The beginning of wisdom is, ‘I do not know.’ [gestures toward the “hole in space” on the viewscreen] I do not know what that is.

– Lt. Cmdr. Data, “Where Silence Has Lease

“I don’t know” is a phrase that probably should get more mileage. When used appropriately, it’s humble. It’s honest. It’s open. The universe is a big place with lots of tiny details, so it shouldn’t be a surprise that there is still much that we don’t know as a species, let alone as individuals. Being aware of that ignorance inspires both caution and curiosity, virtues of science. We can devise hypotheses to explain unknown phenomena, but a scientifically minded person doesn’t jump to the conclusion that his hypothesis is true without carefully testing it. Sincerely admitting ignorance typically means being open to entertaining new ideas as well. Those ideas still have to be tested before they’re accepted as knowledge, of course.

There’s an annoying idea I’ve encountered with various pseudoscience trolls, quacks, and especially with Creationists. They treat any admission of ignorance from their opponents as a victory for their ideas. It doesn’t work that way. For an example, let’s say a particular type of cancer has no known effective treatment. Just because the scientific community doesn’t have an answer doesn’t mean that we should accept a quack’s answer, especially if that answer wasn’t informed by scientific research into its plausibility.

Science is cautious by nature. The world is a complicated place, and there’s always the possibility of discovering new nuances and exceptions to the rules we’re familiar with. We can’t have absolute certainty in what we do know because of our human limitations. The language of scientists typically reflects this, since they will mention nuances, limitations, exceptions, and uncertainty from simple probability.

Pseudoscience doesn’t like humility or measured confidence, often characterizing it was “weak” language. Statements of absolute certainty and absolute rules are much more marketing friendly and easier to fit into a slogan. Religion is quite aware of this and sets up gods and holy books as absolute authorities with circular reasoning. Quacks and pseudoscientists often follow suit and enshrine their gurus and particularly the original creator and his texts. In either case, they often implicitly or explicitly claim they have all the answers in a convenient package. This tends to lead to stagnation. The scientific community knows that it doesn’t know everything. If they did, science would stop.

I think treating “I don’t know” as a concession taps on an unhealthy obsession with completeness and perfection that overrides the healthy desire to know the truth.

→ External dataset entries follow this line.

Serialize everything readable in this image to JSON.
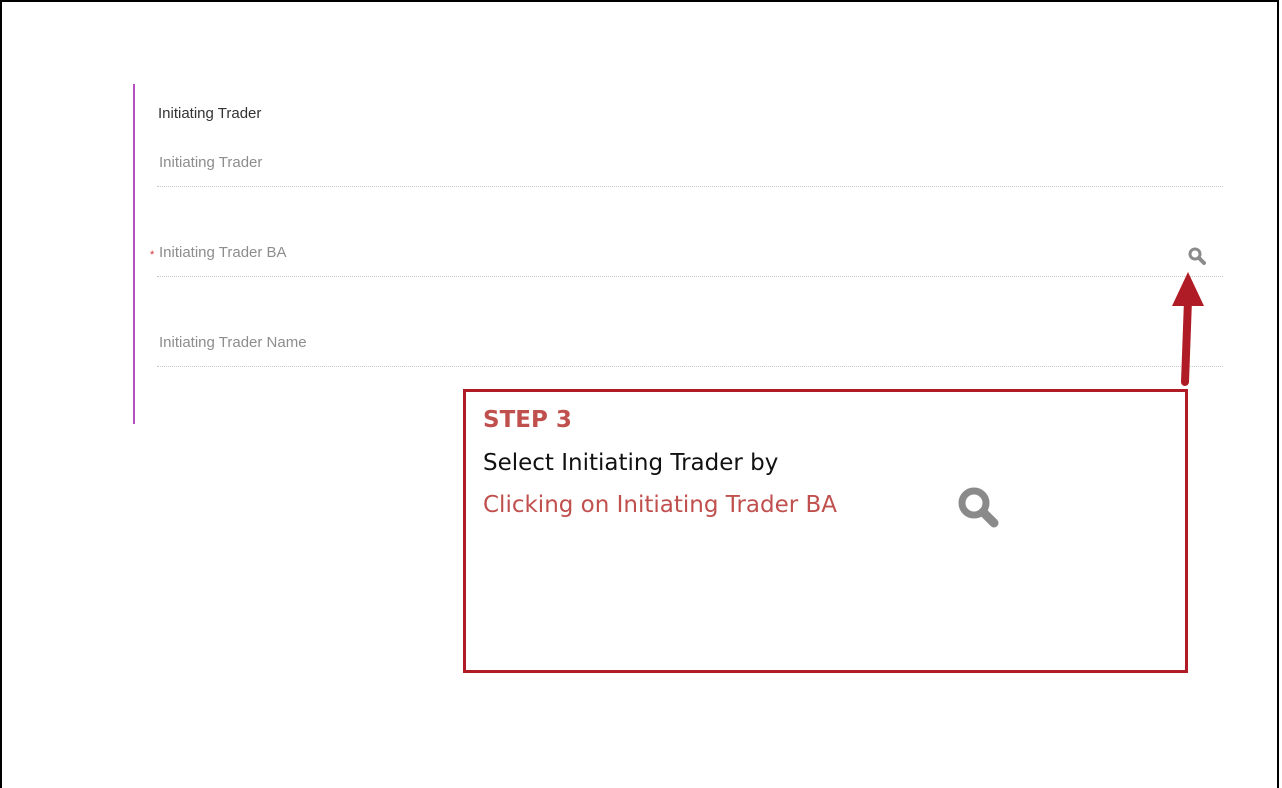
{
  "section": {
    "title": "Initiating Trader"
  },
  "fields": {
    "initiating_trader": {
      "placeholder": "Initiating Trader",
      "value": ""
    },
    "initiating_trader_ba": {
      "placeholder": "Initiating Trader BA",
      "value": "",
      "required": true,
      "required_marker": "*"
    },
    "initiating_trader_name": {
      "placeholder": "Initiating Trader Name",
      "value": ""
    }
  },
  "icons": {
    "lookup": "search-icon"
  },
  "callout": {
    "step": "STEP 3",
    "line1": "Select Initiating Trader by",
    "line2": "Clicking on Initiating Trader BA"
  },
  "colors": {
    "section_accent": "#b84fc0",
    "required": "#d03030",
    "annotation": "#b01c26",
    "annotation_text": "#c0504d",
    "icon": "#8a8a8a"
  }
}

One problem with many religious, supernatural, and pseudoscientific ideas is that they can explain anything. If you’re sympathetic to those sorts of hypotheses, that’s not a strength. If an idea can explain anything, that’s actually a big problem: It can explain things that don’t exist just as readily as those that do. It can explain failures and success equally. It essentially means that we can’t use it to make predictions to verify its accuracy. We can’t use it to make predictions or decisions. It’s ‘heads I win, tails you lose.’ Such ideas are essentially a way to deceive yourself with the comforting illusion of understanding without the practical benefits of real understanding.

There’s another idea that any answer is better than none. This is simply not true. Actions based on an incorrect idea can be more harmful than inaction. They can waste resources better spent elsewhere. I can understand desperation in the face of death and the desire to go down fighting, but that doesn’t mean I should rhetorically support those who can exploit desperate people just because I don’t know the true answer.